We recently collaborated with former professional cyclist and British Track champion, Tom "Minty" Murray. A now local (to us here in Yorkshire) cycling coach, Tom has a wealth of knowledge from within the pro peloton having ridden the likes of The Tour of Britain and trained locally up and down the iconic Holme Moss in difficult conditions. We sought some solid training advice from Tom, everything from nutrition, to weight training, but starting with getting into winter training.

Winter… like it or not if you’re serious about those 2020 goals, you’re going to have to take it on and tame it. Sure, the wind will kick up a fuss and the temperature will keep you glancing at each café window, but winter is there to be beaten and conquered. I tell my clients in my coaching role, if you duck one then you will duck the next; if you live and train in the UK then you simply have to get out there and enjoy the challenge winter brings.
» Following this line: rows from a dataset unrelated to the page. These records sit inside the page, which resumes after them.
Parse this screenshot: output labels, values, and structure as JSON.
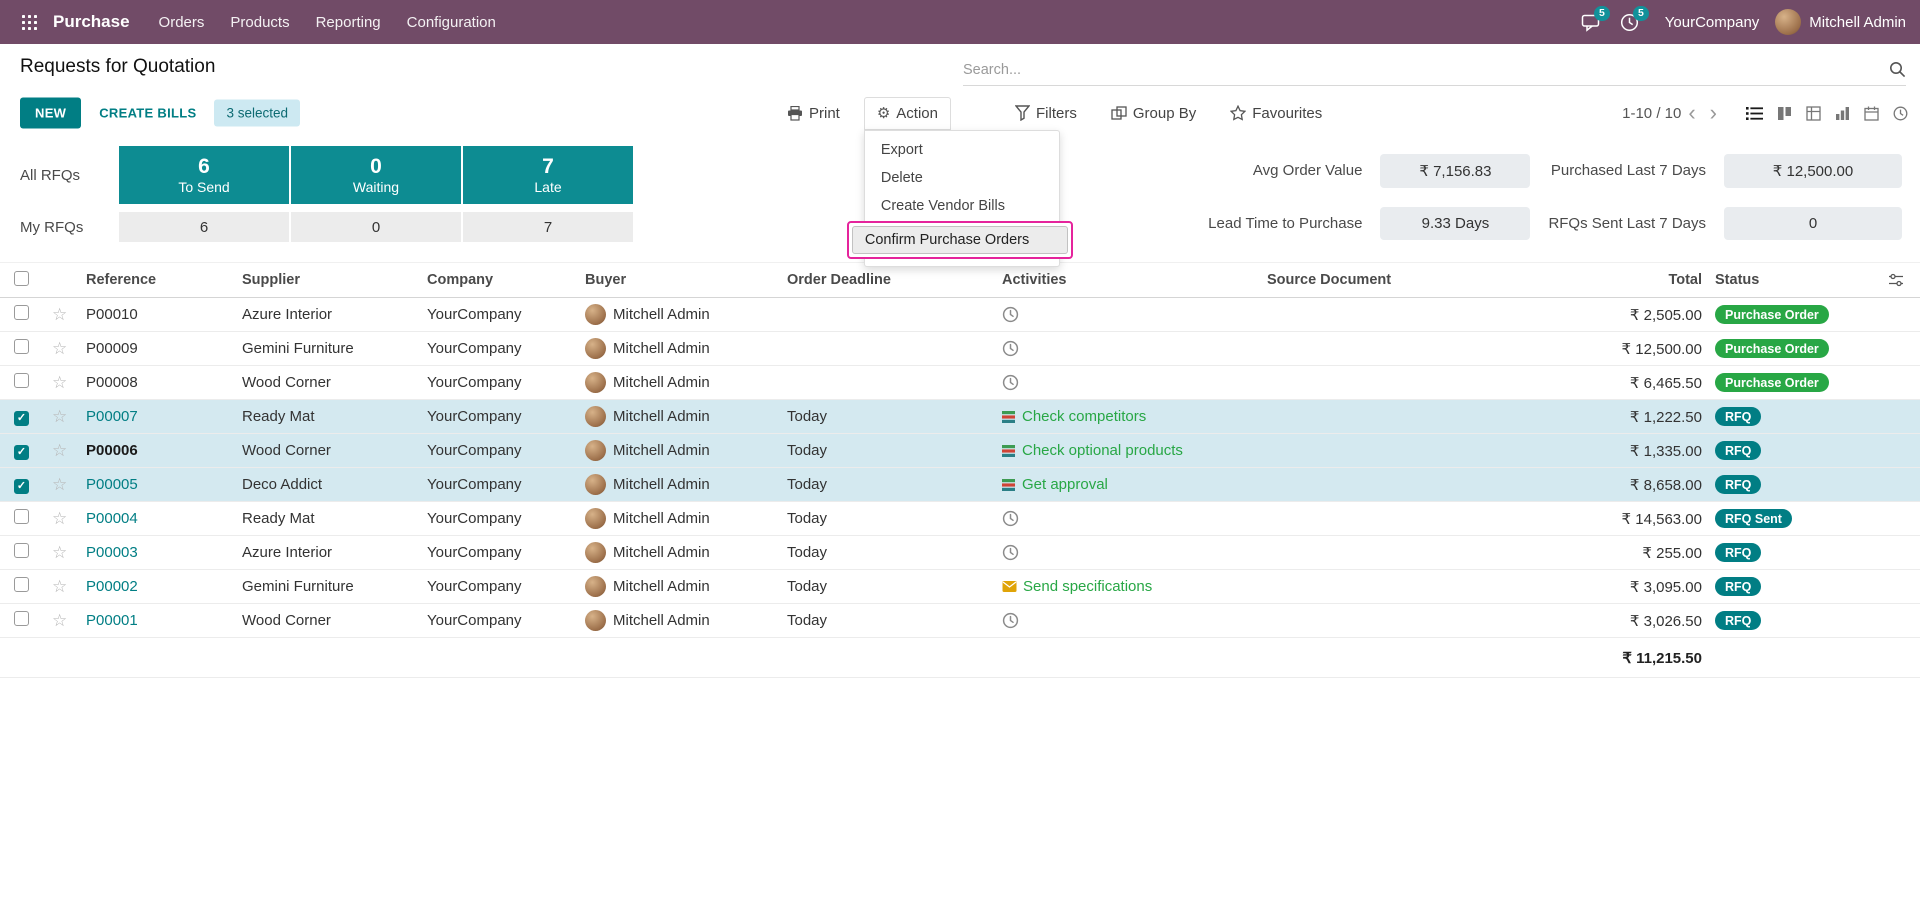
{
  "ui_colors": {
    "navbar_bg": "#714B67",
    "accent_teal": "#017e84",
    "kpi_card_bg": "#0d8c92",
    "selected_row_bg": "#d4e9f0",
    "status_confirmed_green": "#28a745",
    "status_rfq_teal": "#017e84",
    "annotation_highlight": "#e5249c"
  },
  "icons": {
    "apps": "grid-3x3-dots",
    "messages": "speech-bubble",
    "activities_nav": "clock",
    "search": "magnifier",
    "print": "printer",
    "action": "gear",
    "filters": "funnel",
    "group_by": "grouped-rectangles",
    "favourites": "star",
    "view_switcher": [
      "list",
      "kanban",
      "pivot",
      "graph",
      "calendar",
      "activity"
    ],
    "row_no_activity": "clock",
    "row_activity_task": "colored-task-rows",
    "row_activity_mail": "yellow-envelope",
    "optional_columns": "sliders"
  },
  "navbar": {
    "brand": "Purchase",
    "menus": [
      "Orders",
      "Products",
      "Reporting",
      "Configuration"
    ],
    "messages_badge": "5",
    "activities_badge": "5",
    "company": "YourCompany",
    "user": "Mitchell Admin"
  },
  "control_panel": {
    "title": "Requests for Quotation",
    "search_placeholder": "Search...",
    "new_label": "NEW",
    "create_bills_label": "CREATE BILLS",
    "selected_badge": "3 selected",
    "print_label": "Print",
    "action_label": "Action",
    "filters_label": "Filters",
    "group_by_label": "Group By",
    "favourites_label": "Favourites",
    "pager": "1-10 / 10",
    "pager_prev": "‹",
    "pager_next": "›"
  },
  "action_menu": {
    "items": [
      "Export",
      "Delete",
      "Create Vendor Bills"
    ],
    "highlighted_item": "Confirm Purchase Orders"
  },
  "dashboard": {
    "all_rfqs_label": "All RFQs",
    "my_rfqs_label": "My RFQs",
    "cards": [
      {
        "value": "6",
        "label": "To Send",
        "my_value": "6"
      },
      {
        "value": "0",
        "label": "Waiting",
        "my_value": "0"
      },
      {
        "value": "7",
        "label": "Late",
        "my_value": "7"
      }
    ],
    "stats": [
      {
        "label": "Avg Order Value",
        "value": "₹ 7,156.83"
      },
      {
        "label": "Lead Time to Purchase",
        "value": "9.33 Days"
      },
      {
        "label": "Purchased Last 7 Days",
        "value": "₹ 12,500.00"
      },
      {
        "label": "RFQs Sent Last 7 Days",
        "value": "0"
      }
    ]
  },
  "table": {
    "columns": {
      "reference": "Reference",
      "supplier": "Supplier",
      "company": "Company",
      "buyer": "Buyer",
      "deadline": "Order Deadline",
      "activities": "Activities",
      "source": "Source Document",
      "total": "Total",
      "status": "Status"
    },
    "rows": [
      {
        "reference": "P00010",
        "ref_style": "plain",
        "supplier": "Azure Interior",
        "company": "YourCompany",
        "buyer": "Mitchell Admin",
        "order_deadline": "",
        "activity_icon": "clock",
        "activity_label": "",
        "source_document": "",
        "total": "₹ 2,505.00",
        "status": "Purchase Order",
        "selected": false
      },
      {
        "reference": "P00009",
        "ref_style": "plain",
        "supplier": "Gemini Furniture",
        "company": "YourCompany",
        "buyer": "Mitchell Admin",
        "order_deadline": "",
        "activity_icon": "clock",
        "activity_label": "",
        "source_document": "",
        "total": "₹ 12,500.00",
        "status": "Purchase Order",
        "selected": false
      },
      {
        "reference": "P00008",
        "ref_style": "plain",
        "supplier": "Wood Corner",
        "company": "YourCompany",
        "buyer": "Mitchell Admin",
        "order_deadline": "",
        "activity_icon": "clock",
        "activity_label": "",
        "source_document": "",
        "total": "₹ 6,465.50",
        "status": "Purchase Order",
        "selected": false
      },
      {
        "reference": "P00007",
        "ref_style": "link",
        "supplier": "Ready Mat",
        "company": "YourCompany",
        "buyer": "Mitchell Admin",
        "order_deadline": "Today",
        "activity_icon": "tasks",
        "activity_label": "Check competitors",
        "source_document": "",
        "total": "₹ 1,222.50",
        "status": "RFQ",
        "selected": true
      },
      {
        "reference": "P00006",
        "ref_style": "bold",
        "supplier": "Wood Corner",
        "company": "YourCompany",
        "buyer": "Mitchell Admin",
        "order_deadline": "Today",
        "activity_icon": "tasks",
        "activity_label": "Check optional products",
        "source_document": "",
        "total": "₹ 1,335.00",
        "status": "RFQ",
        "selected": true
      },
      {
        "reference": "P00005",
        "ref_style": "link",
        "supplier": "Deco Addict",
        "company": "YourCompany",
        "buyer": "Mitchell Admin",
        "order_deadline": "Today",
        "activity_icon": "tasks",
        "activity_label": "Get approval",
        "source_document": "",
        "total": "₹ 8,658.00",
        "status": "RFQ",
        "selected": true
      },
      {
        "reference": "P00004",
        "ref_style": "link",
        "supplier": "Ready Mat",
        "company": "YourCompany",
        "buyer": "Mitchell Admin",
        "order_deadline": "Today",
        "activity_icon": "clock",
        "activity_label": "",
        "source_document": "",
        "total": "₹ 14,563.00",
        "status": "RFQ Sent",
        "selected": false
      },
      {
        "reference": "P00003",
        "ref_style": "link",
        "supplier": "Azure Interior",
        "company": "YourCompany",
        "buyer": "Mitchell Admin",
        "order_deadline": "Today",
        "activity_icon": "clock",
        "activity_label": "",
        "source_document": "",
        "total": "₹ 255.00",
        "status": "RFQ",
        "selected": false
      },
      {
        "reference": "P00002",
        "ref_style": "link",
        "supplier": "Gemini Furniture",
        "company": "YourCompany",
        "buyer": "Mitchell Admin",
        "order_deadline": "Today",
        "activity_icon": "mail",
        "activity_label": "Send specifications",
        "source_document": "",
        "total": "₹ 3,095.00",
        "status": "RFQ",
        "selected": false
      },
      {
        "reference": "P00001",
        "ref_style": "link",
        "supplier": "Wood Corner",
        "company": "YourCompany",
        "buyer": "Mitchell Admin",
        "order_deadline": "Today",
        "activity_icon": "clock",
        "activity_label": "",
        "source_document": "",
        "total": "₹ 3,026.50",
        "status": "RFQ",
        "selected": false
      }
    ],
    "footer_total": "₹ 11,215.50"
  }
}
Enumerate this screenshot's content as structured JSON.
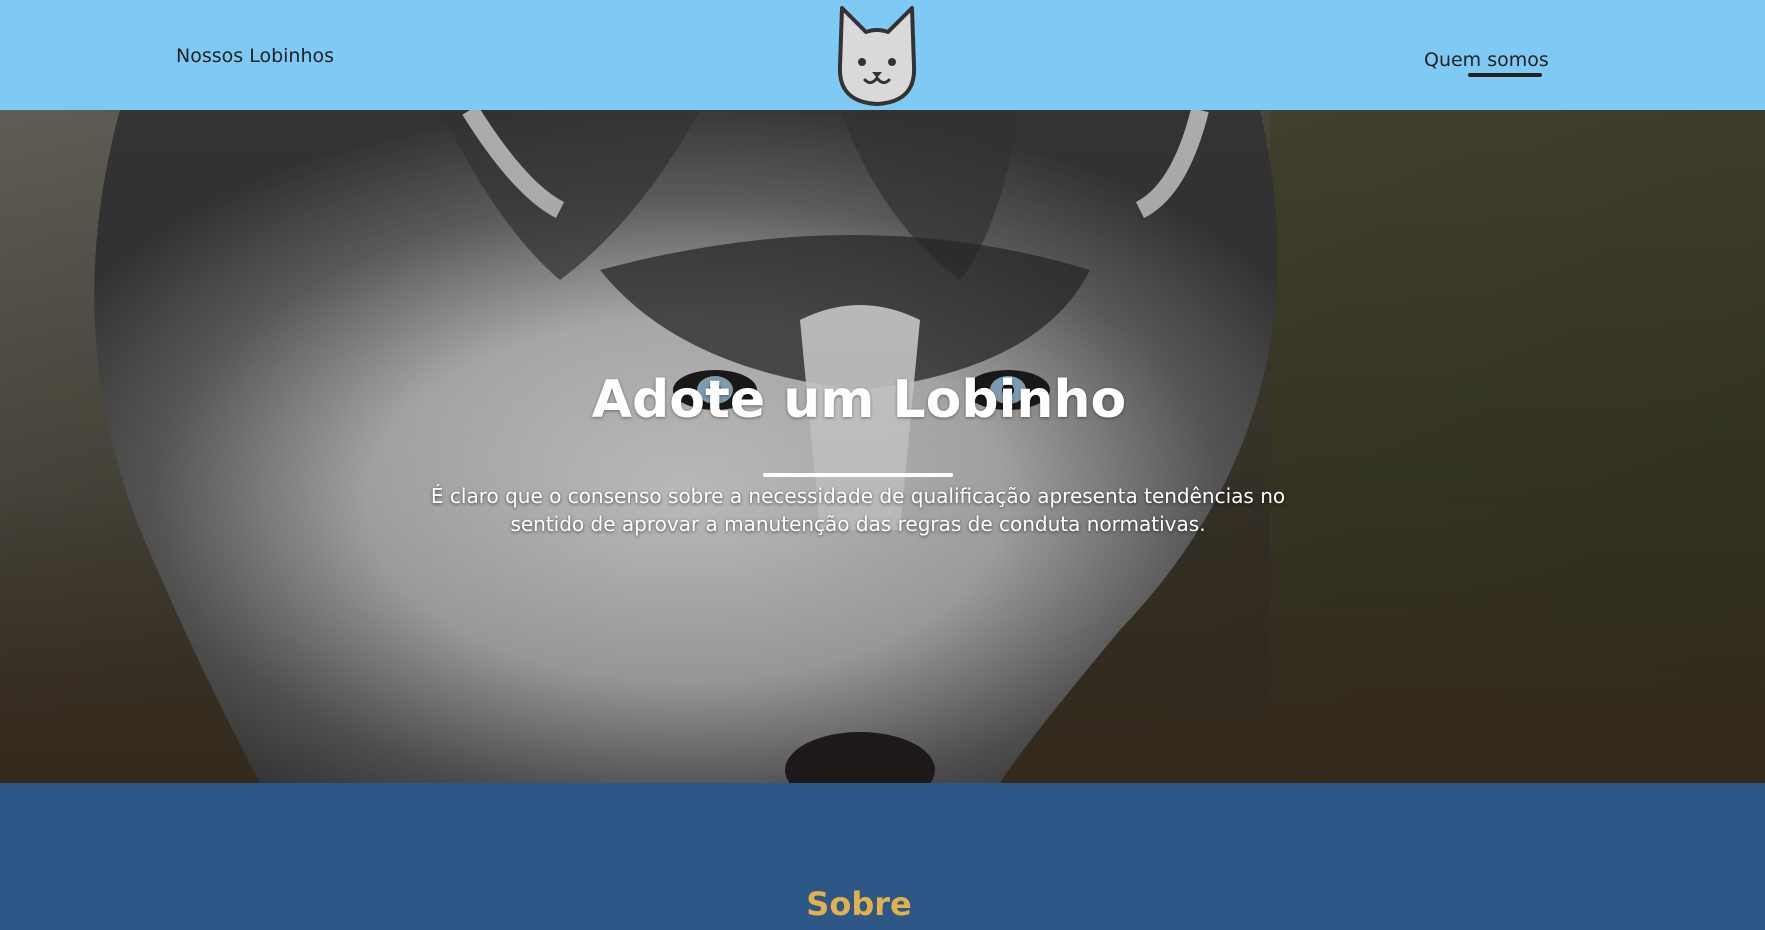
{
  "header": {
    "nav_left": "Nossos Lobinhos",
    "nav_right": "Quem somos",
    "logo_icon": "wolf-face-icon"
  },
  "hero": {
    "title": "Adote um Lobinho",
    "text": "É claro que o consenso sobre a necessidade de qualificação apresenta tendências no sentido de aprovar a manutenção das regras de conduta normativas.",
    "background_image": "husky-photo"
  },
  "about": {
    "title": "Sobre"
  },
  "colors": {
    "header_bg": "#7fcaf5",
    "section_bg": "#2c5786",
    "accent": "#e2b04c"
  }
}
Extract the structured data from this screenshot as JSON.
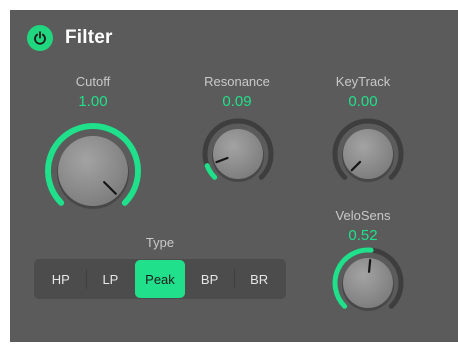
{
  "header": {
    "title": "Filter",
    "power_on": true
  },
  "colors": {
    "accent": "#21e08b",
    "panel": "#5b5b5b",
    "track": "#3e3e3e",
    "knob_body": "#8e8e8e",
    "label": "#c9c9c9"
  },
  "knobs": {
    "cutoff": {
      "label": "Cutoff",
      "value": "1.00",
      "fraction": 1.0
    },
    "resonance": {
      "label": "Resonance",
      "value": "0.09",
      "fraction": 0.09
    },
    "keytrack": {
      "label": "KeyTrack",
      "value": "0.00",
      "fraction": 0.0
    },
    "velosens": {
      "label": "VeloSens",
      "value": "0.52",
      "fraction": 0.52
    }
  },
  "type": {
    "label": "Type",
    "options": [
      "HP",
      "LP",
      "Peak",
      "BP",
      "BR"
    ],
    "selected": "Peak"
  }
}
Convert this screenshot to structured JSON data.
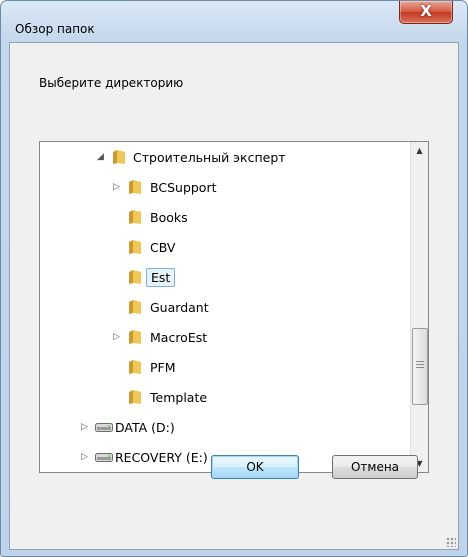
{
  "window": {
    "title": "Обзор папок",
    "close_glyph": "X"
  },
  "prompt": "Выберите директорию",
  "tree": {
    "items": [
      {
        "label": "Строительный эксперт",
        "level": "parent",
        "expander": "expanded",
        "icon": "folder-icon"
      },
      {
        "label": "BCSupport",
        "level": "child",
        "expander": "collapsed",
        "icon": "folder-icon"
      },
      {
        "label": "Books",
        "level": "child",
        "expander": "none",
        "icon": "folder-icon"
      },
      {
        "label": "CBV",
        "level": "child",
        "expander": "none",
        "icon": "folder-icon"
      },
      {
        "label": "Est",
        "level": "child",
        "expander": "none",
        "icon": "folder-icon",
        "selected": true
      },
      {
        "label": "Guardant",
        "level": "child",
        "expander": "none",
        "icon": "folder-icon"
      },
      {
        "label": "MacroEst",
        "level": "child",
        "expander": "collapsed",
        "icon": "folder-icon"
      },
      {
        "label": "PFM",
        "level": "child",
        "expander": "none",
        "icon": "folder-icon"
      },
      {
        "label": "Template",
        "level": "child",
        "expander": "none",
        "icon": "folder-icon"
      },
      {
        "label": "DATA (D:)",
        "level": "drive",
        "expander": "collapsed",
        "icon": "drive-icon"
      },
      {
        "label": "RECOVERY (E:)",
        "level": "drive",
        "expander": "collapsed",
        "icon": "drive-icon"
      }
    ]
  },
  "buttons": {
    "ok": "OK",
    "cancel": "Отмена"
  },
  "colors": {
    "selection_fill": "#e5f3fb",
    "selection_border": "#84acdd",
    "folder": "#e8b84a",
    "close": "#c8442b"
  }
}
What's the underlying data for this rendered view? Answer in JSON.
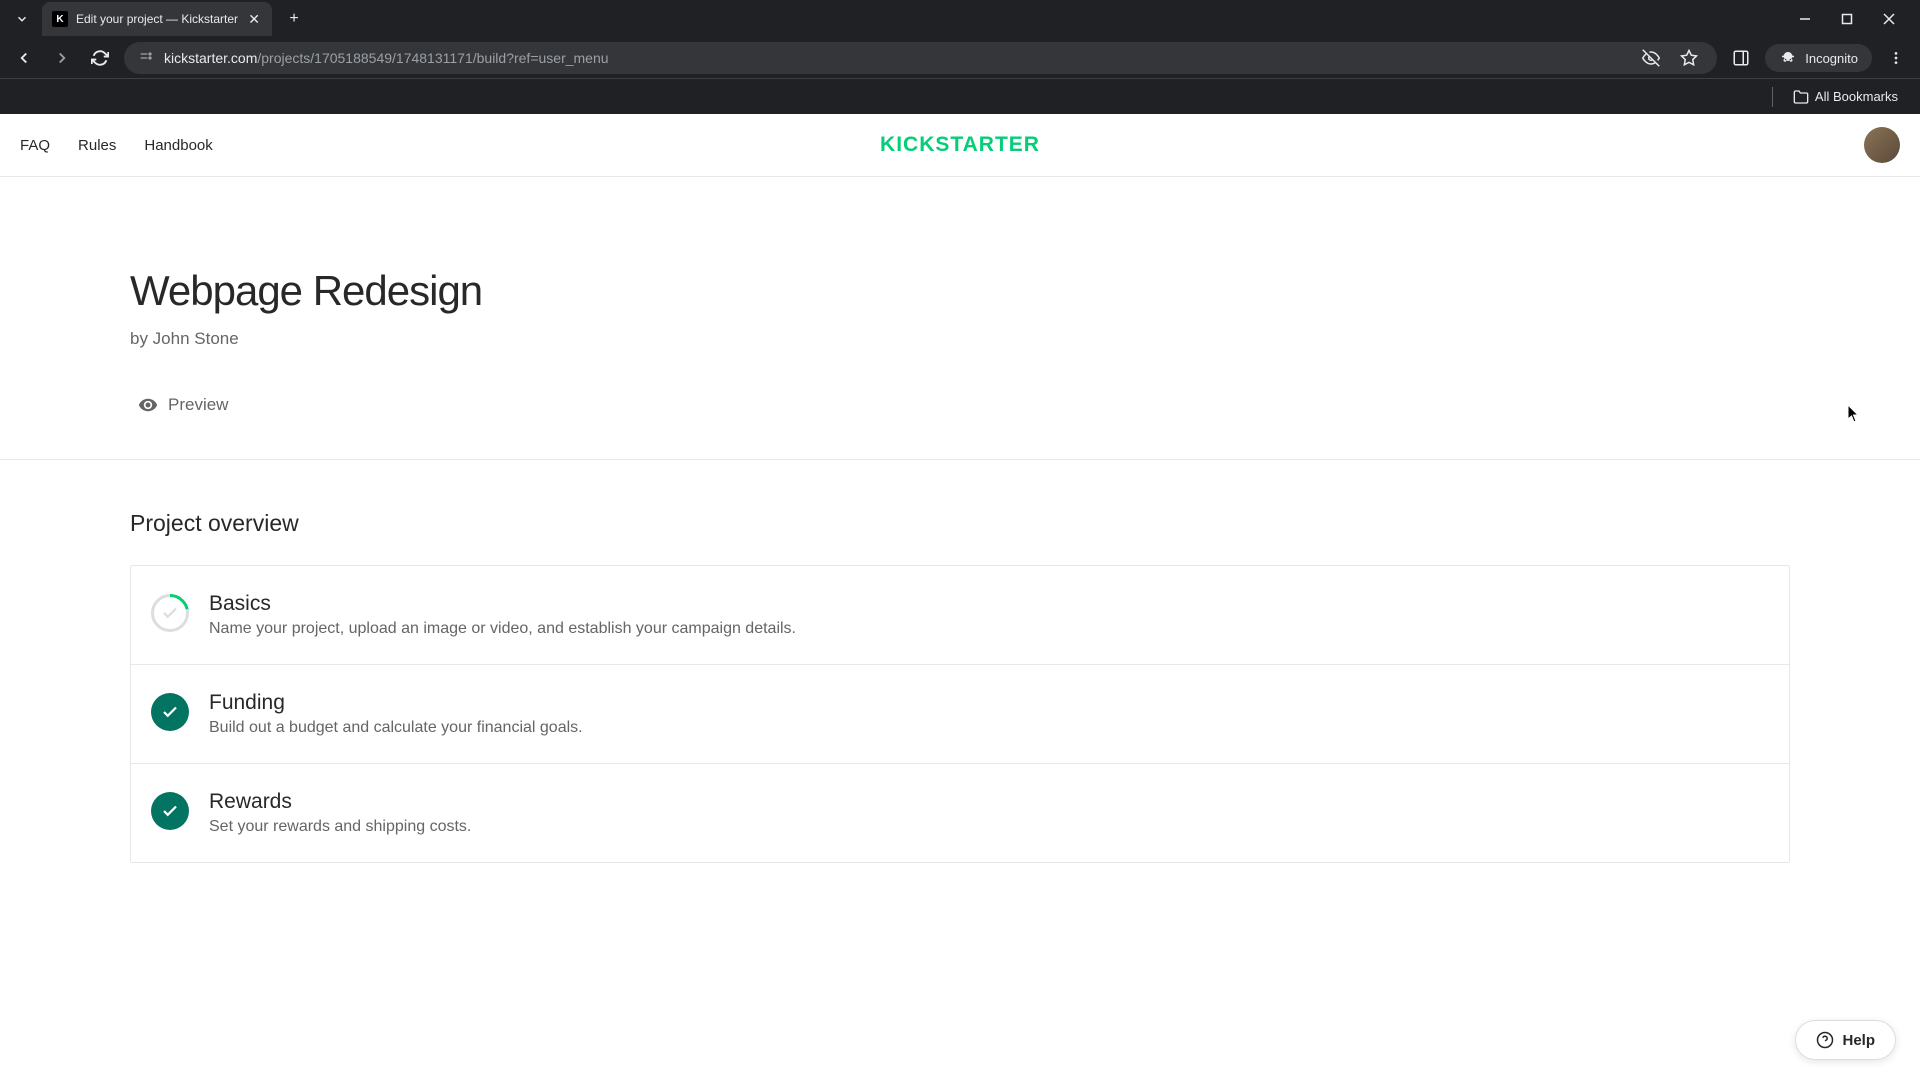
{
  "browser": {
    "tab_title": "Edit your project — Kickstarter",
    "url_domain": "kickstarter.com",
    "url_path": "/projects/1705188549/1748131171/build?ref=user_menu",
    "incognito_label": "Incognito",
    "all_bookmarks_label": "All Bookmarks"
  },
  "header": {
    "nav": [
      "FAQ",
      "Rules",
      "Handbook"
    ],
    "logo_text": "KICKSTARTER"
  },
  "project": {
    "title": "Webpage Redesign",
    "byline": "by John Stone",
    "preview_label": "Preview"
  },
  "overview": {
    "section_title": "Project overview",
    "items": [
      {
        "title": "Basics",
        "desc": "Name your project, upload an image or video, and establish your campaign details.",
        "status": "incomplete"
      },
      {
        "title": "Funding",
        "desc": "Build out a budget and calculate your financial goals.",
        "status": "complete"
      },
      {
        "title": "Rewards",
        "desc": "Set your rewards and shipping costs.",
        "status": "complete"
      }
    ]
  },
  "help": {
    "label": "Help"
  }
}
Riding Holme Moss with Veloskin, Jake Scott, Holmfirth, Huddersfield, Yorkshire

So, here’s my key advice to get the most out of your winter rides and survive whatever is thrown at you…


  • Deploy the 9 am Rule: my clients will tell you I am a big one for keeping to a routine. It’s no use sitting looking out of the window thinking “give it half an hour”, it’s December… we are in the UK it is what it is. Try and leave the house each and every ride at the same time, be strict with it and treat it as you would if you were going to the office. If it really is that bad, then you can turn back but you will more often than not find out it isn’t so bad after all. 
  • Look after your key contact points: As you get cold and wet you will find yourself moving around more on the bike, naturally looking to get warmer. That can bring more pressure on your contact points (hands, bum and feet), so these are key areas to look after. Chamois cream is a must, not just to increase the comfort on this particular ride but to guard against sores which you will have to carry forward onto the next ride or race, alongside that, a decent warm up oil applied on your legs and bottoms of the feet will help to stay warm under your outer layers and a spare pair of gloves to change into mid ride will ensure you make it through that ride and be in good shape to start the next.
  • Hats on: Up to 10% of your overall body heat is lost through your head. However cool that helmet might look, get a hat under it this winter and keep the heat in.
  • Always pack a cape: Whilst there is nothing more annoying than carrying round extra kit you don’t need, if you live in the UK always take the cape, even if it doesn’t rain it will give you that extra layer to use when descending the longer climbs and keep the chill from your chest, which might just prevent illness.
  • Avoid caffeine: I know I know, every cyclist loves a coffee so this is a big one, but caffeine restricts the blood vessels in your body, and these are the first line of defence when it comes to staying warm, save the espresso for when you get back from the ride
  • Include intervals: as a coach I would argue there’s all kinds of positives to including set intervals within your winter ride, but when all else fails increasing the intensity will cause your core to warm up. Just remember, if you have your trusty cape on take it off for the intervals so you don’t sweat and then cool down too much, then just chuck it back on once the final interval is complete 
  • Listen to the wind: never head out with a tail wind! It’s easy to forget in the winter months that headwind home won’t just slow you down and drag your ride on it, it’s cold air in your face right when your body is at its weakest, it’s always headwind out tailwind home 
  • Warm Drinks: Consider taking a warm flask on the bike. I regularly took a warm flask held within a normal bottle with me on stages of the Tour of Britain, in fact I know for sure I wouldn’t have made it through a stage in Western Scotland were it not for a hidden flask of tea I took along for the ride! 
  • Focus on Amino Acids Within Your Recovery: Our bodies naturally produce 11 of the 20 amino acids we need, so it is essential that we gather the rest in our daily diets. Amino acid-based recovery drinks will help repair cell damage within the muscles quickly and efficiently. Have one ready before you head out on the ride so you can take it straight away once you return 

So, there you have it. A few tips to make your way through these first few months of winter training. Let’s be honest, we’re pretty hardy folk in the UK but the age old “it’s character building” or “think of fires” will only keep you going so long, so maybe it’s time to think a bit deeper!


Tom Murray – Cycle Coach: Mint Cycling